KANSAS CITY, Mo. -- The Kansas City Chiefs began the season alarmingly short on experience at cornerback and just hopeful to get by until veteran Bashaud Breeland returned from a four-game suspension.
Instead, they have thrived. The Chiefs are 4-0 and they're second in points allowed and third in passing yards allowed. They are tied for third in interceptions after getting three in last week's win over the New England Patriots.
For this, the Chiefs can credit many things, including a resourceful coaching staff and a productive pass rush. Most of all, it's due to a group of defensive backs who other than Tyrann Mathieu are young and unheralded.
"I've got the best secondary in football behind me," defensive end Frank Clark. "I've got Tyrann back there making those guys great."
While other teams might argue with Clark's assessment, there's no doubting how well the Chiefs' secondary has played. It was an unexpected development given the suspension of Breeland and injuries that cost cornerbacks Charvarius Ward and L'Jarius Sneed one full game apiece.
The absence of Breeland left Ward, who became a starter last season, as the Chiefs' most experienced full-time corner. But Sneed, a rookie and fourth-round draft pick, had an interception in each of the Chiefs' first two games before breaking his collarbone. Second-year corner Rashad Fenton had a big game last week with an interception and four passes broken up.
Mathieu has been heavily involved as well. He has 140 snaps as a nickelback this year, compared to 61 at safety. He returned an interception for a touchdown against the Patriots.
"It's always cool when you can get your hands on the ball and obviously create some sacks [with coverage]," Mathieu said. "I still feel like we can play so much better, and I think that's the goal, for us to kind of forget about this game. Obviously, our younger guys stepped up, played well. But we're getting into the thick of it. We've got two real tough opponents coming up and we've got to find a way to get better.
"Competing against our offense all training camp, a lot of these guys have been getting work against some of the best offensive players in the league. I'm obviously happy for them, for them to have an opportunity to play obviously for a great team but to go out on the big stage and play well against a big-time opponent, some good football teams. I'm just hoping those guys can continue to get better and continue to stay motivated and hungry."
Breeland is eligible to play for the Chiefs for the first time this season on Sunday against the Las Vegas Raiders at Arrowhead Stadium (1 p.m. ET, CBS). His best game last season came in Super Bowl LIV, in which he had an interception.
Sneed is on the injured reserve list, so he won't play against the Raiders. But Ward and Fenton will be available.
"You can't have enough of those guys," Chiefs coach Andy Reid said. "You need corners and Bashaud comes back this week, so it'll be good to get him back in the mix, too."

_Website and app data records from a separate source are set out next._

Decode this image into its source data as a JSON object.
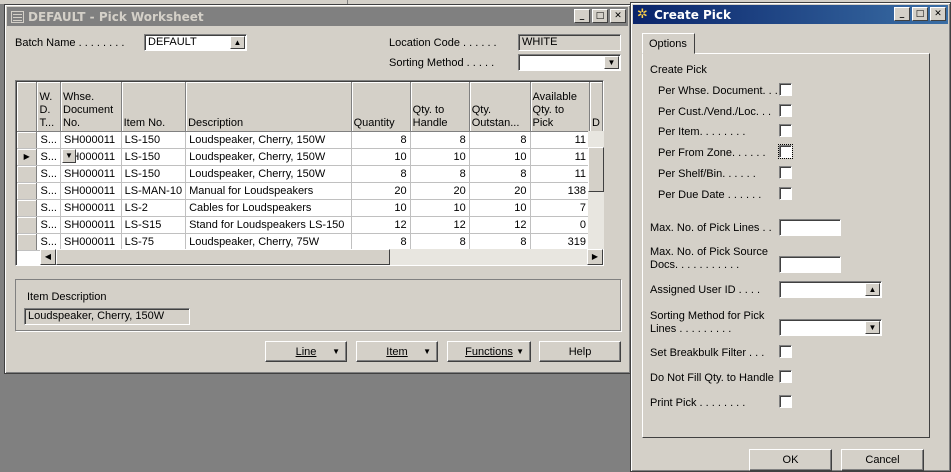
{
  "worksheet": {
    "title": "DEFAULT - Pick Worksheet",
    "batch_name_label": "Batch Name . . . . . . . .",
    "batch_name_value": "DEFAULT",
    "location_code_label": "Location Code . . . . . .",
    "location_code_value": "WHITE",
    "sorting_method_label": "Sorting Method . . . . .",
    "sorting_method_value": "",
    "columns": [
      "W. D. T...",
      "Whse. Document No.",
      "Item No.",
      "Description",
      "Quantity",
      "Qty. to Handle",
      "Qty. Outstan...",
      "Available Qty. to Pick",
      "D"
    ],
    "rows": [
      {
        "type": "S...",
        "doc": "SH000011",
        "item": "LS-150",
        "desc": "Loudspeaker, Cherry, 150W",
        "qty": "8",
        "handle": "8",
        "outstanding": "8",
        "available": "11"
      },
      {
        "type": "S...",
        "doc": "SH000011",
        "item": "LS-150",
        "desc": "Loudspeaker, Cherry, 150W",
        "qty": "10",
        "handle": "10",
        "outstanding": "10",
        "available": "11"
      },
      {
        "type": "S...",
        "doc": "SH000011",
        "item": "LS-150",
        "desc": "Loudspeaker, Cherry, 150W",
        "qty": "8",
        "handle": "8",
        "outstanding": "8",
        "available": "11"
      },
      {
        "type": "S...",
        "doc": "SH000011",
        "item": "LS-MAN-10",
        "desc": "Manual for Loudspeakers",
        "qty": "20",
        "handle": "20",
        "outstanding": "20",
        "available": "138"
      },
      {
        "type": "S...",
        "doc": "SH000011",
        "item": "LS-2",
        "desc": "Cables for Loudspeakers",
        "qty": "10",
        "handle": "10",
        "outstanding": "10",
        "available": "7"
      },
      {
        "type": "S...",
        "doc": "SH000011",
        "item": "LS-S15",
        "desc": "Stand for Loudspeakers LS-150",
        "qty": "12",
        "handle": "12",
        "outstanding": "12",
        "available": "0"
      },
      {
        "type": "S...",
        "doc": "SH000011",
        "item": "LS-75",
        "desc": "Loudspeaker, Cherry, 75W",
        "qty": "8",
        "handle": "8",
        "outstanding": "8",
        "available": "319"
      }
    ],
    "item_description_label": "Item Description",
    "item_description_value": "Loudspeaker, Cherry, 150W",
    "buttons": {
      "line": "Line",
      "item": "Item",
      "functions": "Functions",
      "help": "Help"
    }
  },
  "create_pick": {
    "title": "Create Pick",
    "tab_options": "Options",
    "section_label": "Create Pick",
    "per_whse_document": "Per Whse. Document. . .",
    "per_cust_vend_loc": "Per Cust./Vend./Loc. . .",
    "per_item": "Per Item. . . . . . . .",
    "per_from_zone": "Per From Zone. . . . . .",
    "per_shelf_bin": "Per Shelf/Bin. . . . . .",
    "per_due_date": "Per Due Date . . . . . .",
    "max_pick_lines_label": "Max. No. of Pick Lines . .",
    "max_pick_lines_value": "",
    "max_source_docs_label_1": "Max. No. of Pick Source",
    "max_source_docs_label_2": "Docs. . . . . . . . . . .",
    "max_source_docs_value": "",
    "assigned_user_id_label": "Assigned User ID . . . .",
    "assigned_user_id_value": "",
    "sorting_method_label_1": "Sorting Method for Pick",
    "sorting_method_label_2": "Lines . . . . . . . . .",
    "sorting_method_value": "",
    "set_breakbulk_filter": "Set Breakbulk Filter . . .",
    "do_not_fill_qty": "Do Not Fill Qty. to Handle",
    "print_pick": "Print Pick . . . . . . . .",
    "ok": "OK",
    "cancel": "Cancel"
  }
}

Another point of pride for the Chiefs, particularly with the injuries and suspension, is that the longest pass play allowed is 35 yards, which is second best in the league. Limiting big plays has been an emphasis.
"Explosive plays are the one thing that really, really hurt you in this league," defensive coordinator Steve Spagnuolo said. "It's hard enough to defend somebody when you make them drive and make them earn it, but you give up the big plays -- our guys have done a nice job.
"You put the secondary in as a whole when you start talking about denying explosive plays. And to take it one step further, our up-front guys have done a really great job even on some play-actions, first or second down when teams wanted to take a shot, have made the quarterback either tuck it or make him throw it really quick and check it down. So, it's kind of all packaged together. We're fortunate we're in a couple of games here and we haven't given them up, but that's going to be a focus every week."